Task to complete ▸ Using the records below, locate all lines containing "placeholder" and return them.

▼▼▼

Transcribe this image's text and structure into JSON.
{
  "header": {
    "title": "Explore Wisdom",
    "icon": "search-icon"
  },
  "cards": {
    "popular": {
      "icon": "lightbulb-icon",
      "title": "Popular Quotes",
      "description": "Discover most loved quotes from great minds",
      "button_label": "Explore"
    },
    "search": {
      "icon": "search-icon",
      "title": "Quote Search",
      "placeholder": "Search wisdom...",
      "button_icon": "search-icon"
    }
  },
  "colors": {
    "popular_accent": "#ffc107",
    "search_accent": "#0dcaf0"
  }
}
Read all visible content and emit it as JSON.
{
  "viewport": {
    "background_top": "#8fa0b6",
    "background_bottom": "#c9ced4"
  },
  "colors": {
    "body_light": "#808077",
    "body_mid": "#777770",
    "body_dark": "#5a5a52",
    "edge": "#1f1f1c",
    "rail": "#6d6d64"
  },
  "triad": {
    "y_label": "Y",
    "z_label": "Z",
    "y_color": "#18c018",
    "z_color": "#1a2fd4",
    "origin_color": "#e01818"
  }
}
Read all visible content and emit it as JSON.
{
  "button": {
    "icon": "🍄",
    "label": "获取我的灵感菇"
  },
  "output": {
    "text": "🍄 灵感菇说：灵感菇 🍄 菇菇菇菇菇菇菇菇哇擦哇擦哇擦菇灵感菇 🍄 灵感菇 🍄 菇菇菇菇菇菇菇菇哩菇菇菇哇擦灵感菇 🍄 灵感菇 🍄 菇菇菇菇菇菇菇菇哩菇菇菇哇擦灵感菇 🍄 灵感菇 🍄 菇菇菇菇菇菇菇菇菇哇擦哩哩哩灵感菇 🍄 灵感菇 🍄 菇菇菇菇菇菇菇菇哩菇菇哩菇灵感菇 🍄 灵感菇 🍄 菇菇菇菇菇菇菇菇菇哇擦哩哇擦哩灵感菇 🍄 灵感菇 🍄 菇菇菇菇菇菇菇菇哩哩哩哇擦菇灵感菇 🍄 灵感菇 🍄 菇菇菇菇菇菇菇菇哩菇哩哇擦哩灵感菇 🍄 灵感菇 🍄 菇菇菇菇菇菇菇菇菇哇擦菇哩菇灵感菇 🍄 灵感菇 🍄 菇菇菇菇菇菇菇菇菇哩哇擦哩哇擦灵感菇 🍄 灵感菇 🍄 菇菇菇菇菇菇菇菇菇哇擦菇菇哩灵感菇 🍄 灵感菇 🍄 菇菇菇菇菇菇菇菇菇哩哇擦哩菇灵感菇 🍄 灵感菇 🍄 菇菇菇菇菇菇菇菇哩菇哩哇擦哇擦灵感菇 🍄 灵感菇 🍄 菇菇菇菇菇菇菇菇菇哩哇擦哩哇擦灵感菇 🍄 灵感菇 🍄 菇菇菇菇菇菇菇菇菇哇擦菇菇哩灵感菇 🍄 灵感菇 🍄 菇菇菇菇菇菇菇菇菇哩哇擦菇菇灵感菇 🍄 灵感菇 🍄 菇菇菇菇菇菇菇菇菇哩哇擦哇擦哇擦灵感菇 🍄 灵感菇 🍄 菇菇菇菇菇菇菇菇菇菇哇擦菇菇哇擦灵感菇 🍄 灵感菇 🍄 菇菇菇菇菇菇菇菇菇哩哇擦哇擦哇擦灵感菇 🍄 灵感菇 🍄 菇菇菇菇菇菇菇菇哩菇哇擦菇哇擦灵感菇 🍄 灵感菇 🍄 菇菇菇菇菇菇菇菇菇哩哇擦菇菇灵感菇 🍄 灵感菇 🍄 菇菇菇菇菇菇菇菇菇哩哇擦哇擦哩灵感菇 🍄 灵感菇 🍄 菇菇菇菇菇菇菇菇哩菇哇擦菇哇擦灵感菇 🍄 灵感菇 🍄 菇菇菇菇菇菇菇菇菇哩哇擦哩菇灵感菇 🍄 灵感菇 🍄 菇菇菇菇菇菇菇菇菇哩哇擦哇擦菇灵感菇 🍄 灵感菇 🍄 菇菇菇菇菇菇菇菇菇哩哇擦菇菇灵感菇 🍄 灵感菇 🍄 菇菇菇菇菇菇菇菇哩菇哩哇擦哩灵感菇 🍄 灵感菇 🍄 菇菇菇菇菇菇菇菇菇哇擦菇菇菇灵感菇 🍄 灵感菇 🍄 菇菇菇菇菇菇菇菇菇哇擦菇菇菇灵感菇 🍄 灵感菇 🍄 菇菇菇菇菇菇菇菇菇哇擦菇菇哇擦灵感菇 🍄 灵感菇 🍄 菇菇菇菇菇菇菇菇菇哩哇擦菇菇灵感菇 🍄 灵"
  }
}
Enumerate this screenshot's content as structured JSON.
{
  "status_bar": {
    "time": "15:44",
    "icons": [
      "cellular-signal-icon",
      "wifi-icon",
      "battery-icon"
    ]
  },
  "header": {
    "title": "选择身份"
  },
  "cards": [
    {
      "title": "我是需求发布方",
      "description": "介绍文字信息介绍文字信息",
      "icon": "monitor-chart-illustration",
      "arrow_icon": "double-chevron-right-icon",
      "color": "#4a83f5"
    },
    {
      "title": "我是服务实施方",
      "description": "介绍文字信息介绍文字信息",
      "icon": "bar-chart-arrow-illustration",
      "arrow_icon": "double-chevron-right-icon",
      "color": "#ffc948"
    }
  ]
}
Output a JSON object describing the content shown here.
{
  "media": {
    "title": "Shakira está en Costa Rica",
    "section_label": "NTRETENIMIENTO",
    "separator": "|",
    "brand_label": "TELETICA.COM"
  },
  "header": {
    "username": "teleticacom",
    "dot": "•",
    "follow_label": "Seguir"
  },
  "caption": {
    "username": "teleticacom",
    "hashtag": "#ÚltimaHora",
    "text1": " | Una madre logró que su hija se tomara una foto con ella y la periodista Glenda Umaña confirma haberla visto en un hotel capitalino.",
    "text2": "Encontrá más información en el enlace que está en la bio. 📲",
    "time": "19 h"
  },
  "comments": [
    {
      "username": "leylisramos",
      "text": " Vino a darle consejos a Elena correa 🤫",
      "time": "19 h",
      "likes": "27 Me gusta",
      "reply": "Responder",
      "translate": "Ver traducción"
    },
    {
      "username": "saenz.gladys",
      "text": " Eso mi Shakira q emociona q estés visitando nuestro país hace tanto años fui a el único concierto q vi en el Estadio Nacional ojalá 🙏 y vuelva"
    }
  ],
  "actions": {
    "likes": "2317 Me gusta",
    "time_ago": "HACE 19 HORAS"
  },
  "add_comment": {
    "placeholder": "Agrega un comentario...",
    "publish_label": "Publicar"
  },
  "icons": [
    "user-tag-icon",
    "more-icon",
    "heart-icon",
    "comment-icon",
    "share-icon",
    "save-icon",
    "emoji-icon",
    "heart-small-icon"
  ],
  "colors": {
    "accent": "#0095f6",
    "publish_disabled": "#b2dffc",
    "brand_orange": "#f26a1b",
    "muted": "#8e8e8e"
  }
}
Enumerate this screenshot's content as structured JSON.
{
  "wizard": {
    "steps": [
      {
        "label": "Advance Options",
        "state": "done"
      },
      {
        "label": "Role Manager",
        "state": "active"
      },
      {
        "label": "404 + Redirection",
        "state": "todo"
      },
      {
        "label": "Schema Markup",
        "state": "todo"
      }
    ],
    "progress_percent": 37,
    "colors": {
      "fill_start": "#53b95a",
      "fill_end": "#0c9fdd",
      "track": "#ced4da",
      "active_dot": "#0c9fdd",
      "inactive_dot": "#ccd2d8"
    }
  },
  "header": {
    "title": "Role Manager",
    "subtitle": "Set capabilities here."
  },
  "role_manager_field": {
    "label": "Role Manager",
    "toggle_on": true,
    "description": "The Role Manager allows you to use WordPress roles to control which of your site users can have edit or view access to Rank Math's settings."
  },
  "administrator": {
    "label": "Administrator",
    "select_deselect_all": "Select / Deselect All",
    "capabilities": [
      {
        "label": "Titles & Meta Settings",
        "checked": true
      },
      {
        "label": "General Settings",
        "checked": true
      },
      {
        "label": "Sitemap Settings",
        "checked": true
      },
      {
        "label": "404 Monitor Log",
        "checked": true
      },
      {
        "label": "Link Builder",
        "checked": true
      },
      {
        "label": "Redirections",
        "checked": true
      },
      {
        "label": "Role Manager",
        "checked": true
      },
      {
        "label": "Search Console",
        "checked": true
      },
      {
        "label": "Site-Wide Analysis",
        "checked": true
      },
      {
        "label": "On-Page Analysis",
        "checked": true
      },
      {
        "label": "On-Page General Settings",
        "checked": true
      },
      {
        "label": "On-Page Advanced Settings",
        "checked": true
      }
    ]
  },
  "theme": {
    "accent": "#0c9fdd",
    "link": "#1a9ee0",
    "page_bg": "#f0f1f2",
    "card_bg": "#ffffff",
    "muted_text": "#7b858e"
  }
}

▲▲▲

Response to this task ▸
      "placeholder": "Search wisdom...",
    "placeholder": "Agrega un comentario...",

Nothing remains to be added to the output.